Surfing the Internet, sharing MP3s, sending text messages, watching videos, getting directions from a GPS are all things that we could not live without and now seem like they have always existed.

Cell phones, video game consoles and even computers would have never become normal everyday objects, had the first fibre optic network not been installed in 1979.

At the time, it connected Montreal and Quebec City and replaced all earlier technologies (copper cables, radio waves, etc.), which made it possible to transmit 32,000 conversations at the same time.

In Saint Laurent, Nortel manufactured the fibre itself, which was made out of glass or plastic, and all equipment that made it possible to convert electronic signals into optical signals and vice versa.

Bell was then in charge of installing the urban and long-distance fibre optic network, which now covers almost all of Québec. This company also created a research centre in Varennes that was able to connect fibres to each other and discovered different installation methods.
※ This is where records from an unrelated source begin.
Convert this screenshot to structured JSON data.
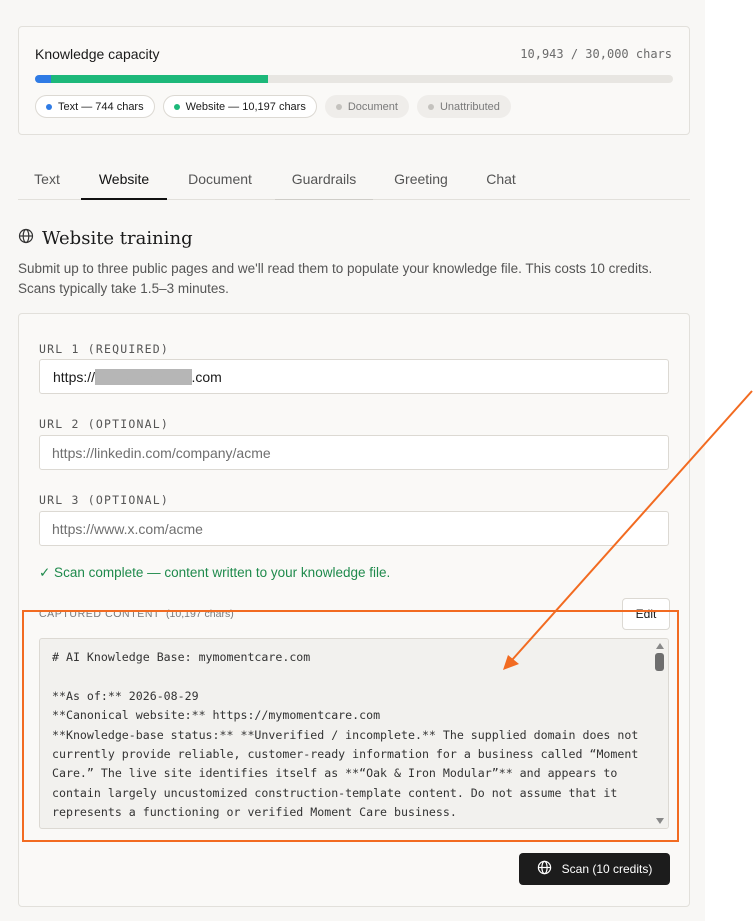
{
  "capacity": {
    "title": "Knowledge capacity",
    "count_text": "10,943 / 30,000 chars",
    "used": 10943,
    "total": 30000,
    "segments": [
      {
        "name": "Text",
        "value": 744,
        "color": "#2f7be5"
      },
      {
        "name": "Website",
        "value": 10197,
        "color": "#1db87a"
      }
    ],
    "legend": [
      {
        "label": "Text — 744 chars",
        "color": "#2f7be5",
        "muted": false
      },
      {
        "label": "Website — 10,197 chars",
        "color": "#1db87a",
        "muted": false
      },
      {
        "label": "Document",
        "color": "#c4c2be",
        "muted": true
      },
      {
        "label": "Unattributed",
        "color": "#c4c2be",
        "muted": true
      }
    ]
  },
  "tabs": [
    {
      "label": "Text",
      "active": false
    },
    {
      "label": "Website",
      "active": true
    },
    {
      "label": "Document",
      "active": false
    },
    {
      "label": "Guardrails",
      "active": false
    },
    {
      "label": "Greeting",
      "active": false
    },
    {
      "label": "Chat",
      "active": false
    }
  ],
  "section": {
    "icon": "globe-icon",
    "title": "Website training",
    "description": "Submit up to three public pages and we'll read them to populate your knowledge file. This costs 10 credits. Scans typically take 1.5–3 minutes."
  },
  "form": {
    "url1": {
      "label": "URL 1 (REQUIRED)",
      "value_prefix": "https://",
      "value_redacted": "mymomentcare",
      "value_suffix": ".com"
    },
    "url2": {
      "label": "URL 2 (OPTIONAL)",
      "placeholder": "https://linkedin.com/company/acme"
    },
    "url3": {
      "label": "URL 3 (OPTIONAL)",
      "placeholder": "https://www.x.com/acme"
    },
    "status": "✓ Scan complete — content written to your knowledge file.",
    "captured_label": "CAPTURED CONTENT",
    "captured_count": "(10,197 chars)",
    "edit_label": "Edit",
    "captured_text": "# AI Knowledge Base: mymomentcare.com\n\n**As of:** 2026-08-29\n**Canonical website:** https://mymomentcare.com\n**Knowledge-base status:** **Unverified / incomplete.** The supplied domain does not currently provide reliable, customer-ready information for a business called “Moment Care.” The live site identifies itself as **“Oak & Iron Modular”** and appears to contain largely uncustomized construction-template content. Do not assume that it represents a functioning or verified Moment Care business.",
    "scan_label": "Scan (10 credits)"
  },
  "colors": {
    "accent": "#1c1c1c",
    "success": "#1f8a4c",
    "annotation": "#f26b21"
  }
}
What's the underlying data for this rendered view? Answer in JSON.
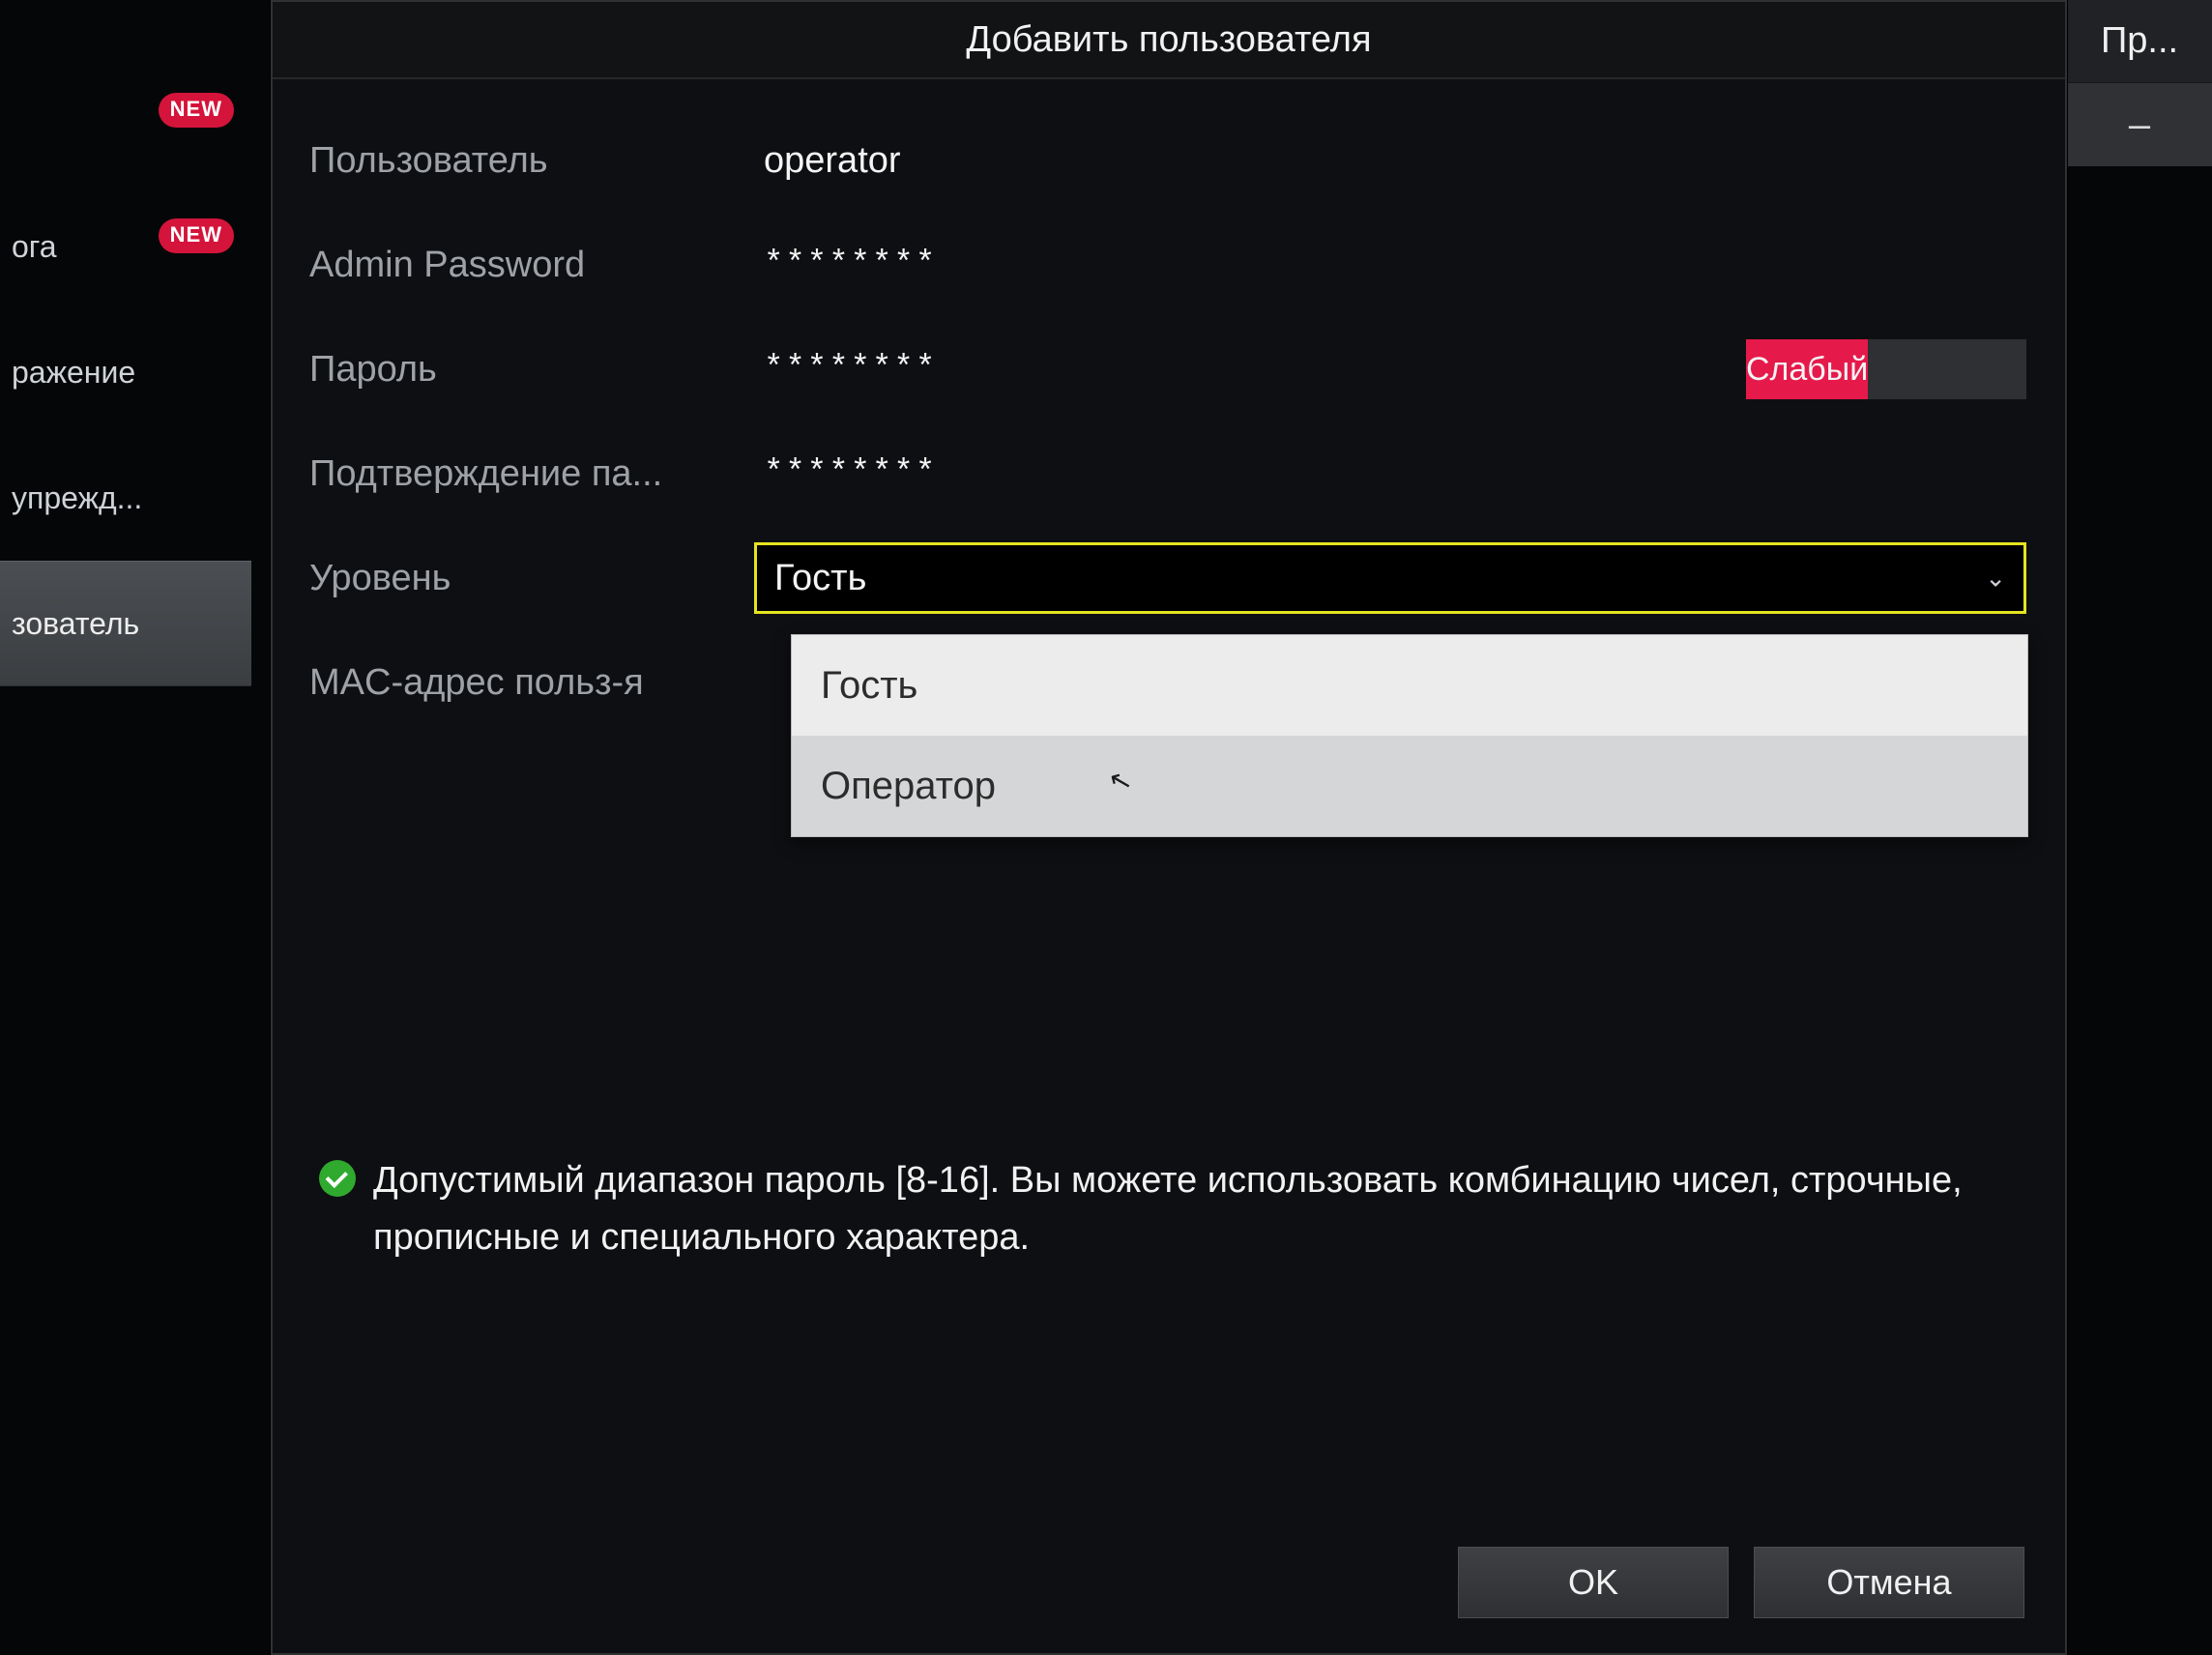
{
  "nav": {
    "items": [
      {
        "label": "",
        "badge": "NEW"
      },
      {
        "label": "ога",
        "badge": "NEW"
      },
      {
        "label": "ражение",
        "badge": null
      },
      {
        "label": "упрежд...",
        "badge": null
      },
      {
        "label": "зователь",
        "badge": null
      }
    ]
  },
  "corner": {
    "title": "Пр...",
    "row": "–"
  },
  "dialog": {
    "title": "Добавить пользователя",
    "fields": {
      "user_label": "Пользователь",
      "user_value": "operator",
      "admin_pwd_label": "Admin Password",
      "admin_pwd_mask": "********",
      "pwd_label": "Пароль",
      "pwd_mask": "********",
      "pwd_strength": "Слабый",
      "confirm_label": "Подтверждение па...",
      "confirm_mask": "********",
      "level_label": "Уровень",
      "level_value": "Гость",
      "level_options": [
        "Гость",
        "Оператор"
      ],
      "mac_label": "MAC-адрес польз-я"
    },
    "hint": "Допустимый диапазон пароль [8-16]. Вы можете использовать комбинацию чисел, строчные, прописные и специального характера.",
    "buttons": {
      "ok": "OK",
      "cancel": "Отмена"
    }
  }
}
But the use of optical fibre was not limited to television, telephone and computer data.

Combined with the laser, it allowed doctors to eliminate kidney stones, explore inside the body and operate on the eyes.

It equips the navigation systems of rockets and satellites, and, a little closer to us, traffic lights and lighted signs.

Thanks to optical fibre, we can light up tinsel on Christmas trees.